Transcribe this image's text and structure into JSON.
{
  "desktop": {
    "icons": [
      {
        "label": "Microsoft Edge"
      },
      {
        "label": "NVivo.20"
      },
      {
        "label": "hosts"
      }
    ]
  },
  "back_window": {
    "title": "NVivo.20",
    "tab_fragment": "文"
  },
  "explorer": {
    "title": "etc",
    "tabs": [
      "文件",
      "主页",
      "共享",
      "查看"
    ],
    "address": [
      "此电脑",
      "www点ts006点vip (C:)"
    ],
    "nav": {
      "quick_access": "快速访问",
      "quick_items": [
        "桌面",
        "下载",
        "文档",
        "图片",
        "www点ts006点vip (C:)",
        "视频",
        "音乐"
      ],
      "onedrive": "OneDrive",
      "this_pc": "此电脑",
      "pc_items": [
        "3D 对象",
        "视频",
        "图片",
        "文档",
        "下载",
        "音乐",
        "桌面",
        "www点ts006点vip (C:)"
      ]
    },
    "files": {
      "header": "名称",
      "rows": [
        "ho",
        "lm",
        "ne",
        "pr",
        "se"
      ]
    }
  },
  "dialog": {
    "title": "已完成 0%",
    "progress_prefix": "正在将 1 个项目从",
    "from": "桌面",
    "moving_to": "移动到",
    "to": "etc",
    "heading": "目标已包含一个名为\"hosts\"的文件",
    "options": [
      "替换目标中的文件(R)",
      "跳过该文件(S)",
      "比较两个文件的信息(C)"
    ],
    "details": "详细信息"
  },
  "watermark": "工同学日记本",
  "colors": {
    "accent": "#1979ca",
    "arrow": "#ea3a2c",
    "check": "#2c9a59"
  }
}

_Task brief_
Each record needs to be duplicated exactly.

_Task response_
Transcribe this image's text and structure into JSON.
{
  "desktop": {
    "icons": [
      {
        "label": "Microsoft Edge"
      },
      {
        "label": "NVivo.20"
      },
      {
        "label": "hosts"
      }
    ]
  },
  "back_window": {
    "title": "NVivo.20",
    "tab_fragment": "文"
  },
  "explorer": {
    "title": "etc",
    "tabs": [
      "文件",
      "主页",
      "共享",
      "查看"
    ],
    "address": [
      "此电脑",
      "www点ts006点vip (C:)"
    ],
    "nav": {
      "quick_access": "快速访问",
      "quick_items": [
        "桌面",
        "下载",
        "文档",
        "图片",
        "www点ts006点vip (C:)",
        "视频",
        "音乐"
      ],
      "onedrive": "OneDrive",
      "this_pc": "此电脑",
      "pc_items": [
        "3D 对象",
        "视频",
        "图片",
        "文档",
        "下载",
        "音乐",
        "桌面",
        "www点ts006点vip (C:)"
      ]
    },
    "files": {
      "header": "名称",
      "rows": [
        "ho",
        "lm",
        "ne",
        "pr",
        "se"
      ]
    }
  },
  "dialog": {
    "title": "已完成 0%",
    "progress_prefix": "正在将 1 个项目从",
    "from": "桌面",
    "moving_to": "移动到",
    "to": "etc",
    "heading": "目标已包含一个名为\"hosts\"的文件",
    "options": [
      "替换目标中的文件(R)",
      "跳过该文件(S)",
      "比较两个文件的信息(C)"
    ],
    "details": "详细信息"
  },
  "watermark": "工同学日记本",
  "colors": {
    "accent": "#1979ca",
    "arrow": "#ea3a2c",
    "check": "#2c9a59"
  }
}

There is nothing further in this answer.